*** Stored data

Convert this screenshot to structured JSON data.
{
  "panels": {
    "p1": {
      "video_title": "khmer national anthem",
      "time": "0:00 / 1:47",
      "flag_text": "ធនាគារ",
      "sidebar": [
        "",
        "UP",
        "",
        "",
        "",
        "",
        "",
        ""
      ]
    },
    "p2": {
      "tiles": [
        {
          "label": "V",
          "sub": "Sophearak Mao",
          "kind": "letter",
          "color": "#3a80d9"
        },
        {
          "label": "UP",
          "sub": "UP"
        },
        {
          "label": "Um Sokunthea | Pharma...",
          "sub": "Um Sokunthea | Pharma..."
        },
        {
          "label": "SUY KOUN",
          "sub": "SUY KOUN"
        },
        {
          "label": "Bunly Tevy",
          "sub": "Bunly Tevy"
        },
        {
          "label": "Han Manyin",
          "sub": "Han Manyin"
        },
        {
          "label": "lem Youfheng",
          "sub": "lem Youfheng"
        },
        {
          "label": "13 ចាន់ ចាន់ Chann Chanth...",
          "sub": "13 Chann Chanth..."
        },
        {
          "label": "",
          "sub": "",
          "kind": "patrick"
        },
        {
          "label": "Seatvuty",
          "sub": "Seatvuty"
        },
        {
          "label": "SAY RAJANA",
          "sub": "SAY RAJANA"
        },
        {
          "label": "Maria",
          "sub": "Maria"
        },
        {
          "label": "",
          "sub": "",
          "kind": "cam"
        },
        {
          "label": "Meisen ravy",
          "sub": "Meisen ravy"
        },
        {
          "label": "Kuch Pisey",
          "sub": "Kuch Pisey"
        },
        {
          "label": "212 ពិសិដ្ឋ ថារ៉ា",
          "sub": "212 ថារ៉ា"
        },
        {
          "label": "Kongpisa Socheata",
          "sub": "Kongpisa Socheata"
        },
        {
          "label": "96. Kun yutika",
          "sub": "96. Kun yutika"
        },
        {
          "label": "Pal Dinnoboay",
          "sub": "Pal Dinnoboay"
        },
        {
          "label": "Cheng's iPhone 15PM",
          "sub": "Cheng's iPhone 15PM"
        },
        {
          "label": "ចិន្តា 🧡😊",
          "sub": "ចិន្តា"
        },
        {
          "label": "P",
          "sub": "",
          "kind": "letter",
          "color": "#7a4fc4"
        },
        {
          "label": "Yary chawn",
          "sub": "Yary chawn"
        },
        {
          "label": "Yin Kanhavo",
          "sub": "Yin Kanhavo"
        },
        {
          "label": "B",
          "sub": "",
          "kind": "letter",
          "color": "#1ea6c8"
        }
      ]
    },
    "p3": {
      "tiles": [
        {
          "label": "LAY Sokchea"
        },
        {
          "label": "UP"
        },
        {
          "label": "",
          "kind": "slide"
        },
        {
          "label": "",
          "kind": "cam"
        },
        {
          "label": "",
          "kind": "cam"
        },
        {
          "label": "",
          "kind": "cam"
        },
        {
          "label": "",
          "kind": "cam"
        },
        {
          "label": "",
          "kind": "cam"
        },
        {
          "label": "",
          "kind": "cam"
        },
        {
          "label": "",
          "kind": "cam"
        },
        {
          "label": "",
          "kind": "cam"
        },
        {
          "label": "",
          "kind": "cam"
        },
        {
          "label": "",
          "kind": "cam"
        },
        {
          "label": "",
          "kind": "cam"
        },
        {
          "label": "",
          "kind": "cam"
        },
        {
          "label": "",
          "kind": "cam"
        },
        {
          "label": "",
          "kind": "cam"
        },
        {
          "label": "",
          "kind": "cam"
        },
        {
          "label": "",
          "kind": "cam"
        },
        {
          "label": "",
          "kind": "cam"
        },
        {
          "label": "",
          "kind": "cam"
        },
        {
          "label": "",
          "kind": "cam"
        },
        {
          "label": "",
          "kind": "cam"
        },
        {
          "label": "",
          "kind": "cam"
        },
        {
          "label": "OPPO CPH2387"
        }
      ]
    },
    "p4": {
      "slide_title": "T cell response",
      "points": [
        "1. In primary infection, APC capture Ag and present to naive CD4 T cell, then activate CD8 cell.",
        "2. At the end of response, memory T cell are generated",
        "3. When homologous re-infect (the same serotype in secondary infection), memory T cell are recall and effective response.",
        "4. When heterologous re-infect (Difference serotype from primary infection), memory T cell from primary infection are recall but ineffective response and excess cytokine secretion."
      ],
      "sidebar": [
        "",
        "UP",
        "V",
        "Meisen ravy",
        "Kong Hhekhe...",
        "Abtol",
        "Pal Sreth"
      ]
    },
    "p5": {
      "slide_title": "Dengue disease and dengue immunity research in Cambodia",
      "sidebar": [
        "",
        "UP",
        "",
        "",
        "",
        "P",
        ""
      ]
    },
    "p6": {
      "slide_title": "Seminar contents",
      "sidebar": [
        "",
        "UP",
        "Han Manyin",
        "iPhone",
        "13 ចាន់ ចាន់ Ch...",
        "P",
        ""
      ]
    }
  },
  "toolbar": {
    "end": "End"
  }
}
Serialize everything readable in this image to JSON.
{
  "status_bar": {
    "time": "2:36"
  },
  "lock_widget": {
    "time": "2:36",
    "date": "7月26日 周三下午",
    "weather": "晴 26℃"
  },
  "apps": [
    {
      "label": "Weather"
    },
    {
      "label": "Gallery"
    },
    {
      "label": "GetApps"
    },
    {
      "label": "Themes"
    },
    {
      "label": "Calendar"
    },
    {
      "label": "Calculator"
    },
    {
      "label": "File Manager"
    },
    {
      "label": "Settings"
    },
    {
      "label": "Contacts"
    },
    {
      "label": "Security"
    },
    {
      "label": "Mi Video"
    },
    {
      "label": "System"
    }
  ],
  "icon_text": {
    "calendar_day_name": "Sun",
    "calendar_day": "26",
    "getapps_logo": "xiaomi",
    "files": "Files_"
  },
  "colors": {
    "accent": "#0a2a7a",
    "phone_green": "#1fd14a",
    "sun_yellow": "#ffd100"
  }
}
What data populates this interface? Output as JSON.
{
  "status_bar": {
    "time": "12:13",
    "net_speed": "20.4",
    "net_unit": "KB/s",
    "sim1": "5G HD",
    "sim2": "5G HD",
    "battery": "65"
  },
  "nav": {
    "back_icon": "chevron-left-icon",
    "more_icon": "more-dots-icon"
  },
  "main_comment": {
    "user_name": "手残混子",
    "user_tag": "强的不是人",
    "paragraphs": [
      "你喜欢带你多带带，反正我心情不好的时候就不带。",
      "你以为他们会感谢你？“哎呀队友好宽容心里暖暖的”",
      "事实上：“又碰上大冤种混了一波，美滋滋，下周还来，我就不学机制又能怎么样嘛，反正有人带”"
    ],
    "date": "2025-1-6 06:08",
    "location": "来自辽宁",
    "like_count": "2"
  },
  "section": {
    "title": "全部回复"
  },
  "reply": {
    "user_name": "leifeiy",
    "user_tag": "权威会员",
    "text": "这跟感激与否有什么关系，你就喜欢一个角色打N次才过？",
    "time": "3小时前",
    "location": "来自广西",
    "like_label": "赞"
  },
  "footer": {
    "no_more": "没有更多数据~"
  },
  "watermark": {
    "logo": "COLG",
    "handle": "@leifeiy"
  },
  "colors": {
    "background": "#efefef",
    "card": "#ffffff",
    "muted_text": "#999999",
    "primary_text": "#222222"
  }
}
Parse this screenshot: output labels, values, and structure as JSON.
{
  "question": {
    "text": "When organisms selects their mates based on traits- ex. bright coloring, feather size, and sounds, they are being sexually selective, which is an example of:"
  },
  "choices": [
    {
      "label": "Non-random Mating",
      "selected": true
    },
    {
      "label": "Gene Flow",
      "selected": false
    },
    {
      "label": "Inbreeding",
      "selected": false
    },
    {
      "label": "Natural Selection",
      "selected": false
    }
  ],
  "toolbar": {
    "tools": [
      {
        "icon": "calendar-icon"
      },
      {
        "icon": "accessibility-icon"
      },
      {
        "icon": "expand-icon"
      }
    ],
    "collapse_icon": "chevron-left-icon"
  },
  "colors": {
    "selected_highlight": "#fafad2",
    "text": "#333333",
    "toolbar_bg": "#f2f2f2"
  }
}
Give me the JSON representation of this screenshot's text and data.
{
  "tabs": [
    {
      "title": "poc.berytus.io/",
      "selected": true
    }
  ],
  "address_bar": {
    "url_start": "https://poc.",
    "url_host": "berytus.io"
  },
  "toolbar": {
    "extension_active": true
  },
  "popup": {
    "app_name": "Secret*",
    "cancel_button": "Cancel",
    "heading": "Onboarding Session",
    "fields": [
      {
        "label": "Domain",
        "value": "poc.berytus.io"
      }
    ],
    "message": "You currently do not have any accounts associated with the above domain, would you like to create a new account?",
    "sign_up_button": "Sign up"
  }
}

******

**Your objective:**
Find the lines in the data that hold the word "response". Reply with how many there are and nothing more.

**Solution:**
4